Teaching a child to read is a fulfilling and educational process, both for the parent and child. Whether you home school your kids or just want to give how to teach child english child a head-start, you can begin teaching your child to read at home. With the right tools and tactics, your child will be reading in no time. Read to your child on a regular basis.
As with all things, it’s difficult to learn anything without exposure to it. In order to get your child interested in reading, you should be reading to them on a regular basis. If you’re able, this should start when they are an infant and continue through their school years. Try reading them books that might slightly challenge their comprehension level but that have an interesting or engaging story. Even before your child learns to read, they can learn reading comprehension.

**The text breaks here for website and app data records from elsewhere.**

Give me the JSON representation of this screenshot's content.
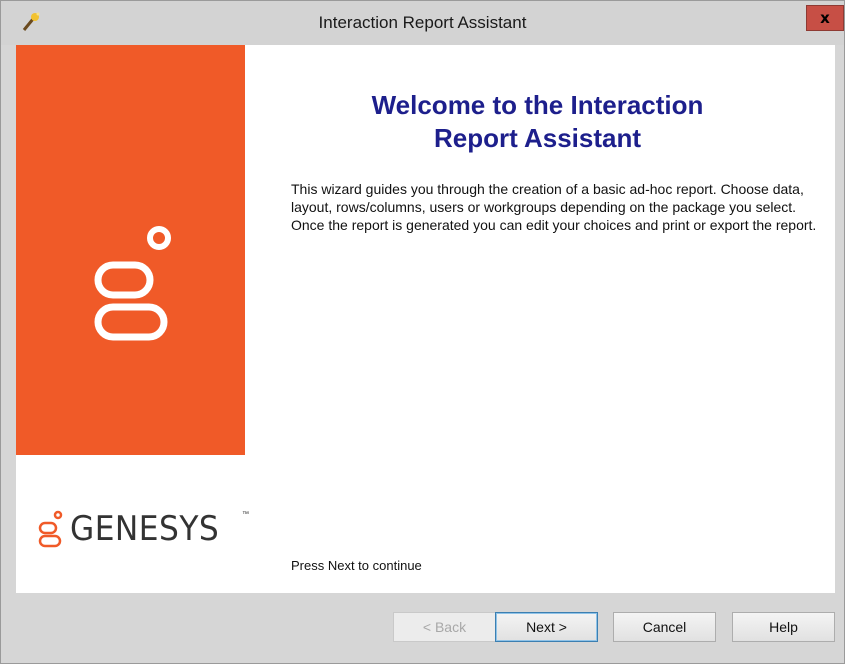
{
  "window": {
    "title": "Interaction Report Assistant",
    "close_label": "x"
  },
  "brand": {
    "wordmark": "GENESYS",
    "trademark": "™",
    "accent_color": "#f05a28"
  },
  "main": {
    "heading": "Welcome to the Interaction\nReport Assistant",
    "description": "This wizard guides you through the creation of a basic ad-hoc report. Choose data, layout,  rows/columns, users or workgroups depending on the package you select. Once the report is generated you can edit your choices and print or export the report.",
    "hint": "Press Next to continue"
  },
  "buttons": {
    "back": "< Back",
    "next": "Next >",
    "cancel": "Cancel",
    "help": "Help"
  },
  "icons": {
    "app": "wand-icon",
    "logo": "genesys-logo-icon"
  }
}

As you read stories to them aloud, ask them questions about the characters or the plot. The questions can escalate in difficulty as the reading level does. It’s no good if you have books around, but located in places that your child can’t easily take them. Keep books low to the ground and in typical play-areas so that your child begins to associate them with play activities. Because your child may be touching and reading the books often, be sure to choose ones that have wipeable pages and that aren’t incredibly sentimental. A fancy bookshelf may seem like the most attractive option, but until your child is in school focus on the utilitarian purposes of book storage. Set up a reading space next to the bookshelf.
Set some beanbags, pillows, and comfy chairs around to sit in while reading. The top of the bookshelf can hold cups and snacks for having while reading. Show your child that reading is interesting and worthwhile by reading for yourself. Spend a minimum of ten minutes a day reading when your child is around, so that they see you enjoying the activity on your own.
Even if you’re not an avid reader, find something to read – a magazine, the newspaper, or a cookbook all count. This can be done in two ways: create your own mini-library at home by collecting dozens of books in your child’s reading level, or make weekly trips to the local public library together to check out books. Before you even start getting into the alphabet and sound specifics, help your child recognize that the lines on the page are directly correlated to the words you are speaking. As you read aloud to them, point to each word on the page at the same time you say it.
Some companies have advertised specialized flashcards to help babies, toddlers, and preschool age children to read. In general, flashcards are not the most useful or effective technique for teaching reading skills. Time spent reading stories with your child will be much more beneficial than flashcards. When your child has developed word awareness, begin breaking down words into individual letters. Although the alphabet song is the most classic means of teaching the alphabet, try getting creative. Explain each of the letters with their name, but don’t worry about trying to incorporate the sounds the letters make yet.
These are all interactive games that encourage development on multiple levels. One of the most important steps in teaching reading is associating a spoken sound with a letter or letter-pair. This process is known as phonemic awareness. See the aforementioned list for ideas, but substitute in sounds. It is easier for children to develop phonemic awareness when words are broken down into their smallest parts. Rhyming teaches phonemic awareness and letter recognition, in addition to the most basic English words. Read nursery rhymes to your child, and then eventually make lists of easy-to-read rhymes such as mop, top, flop, pop, and cop.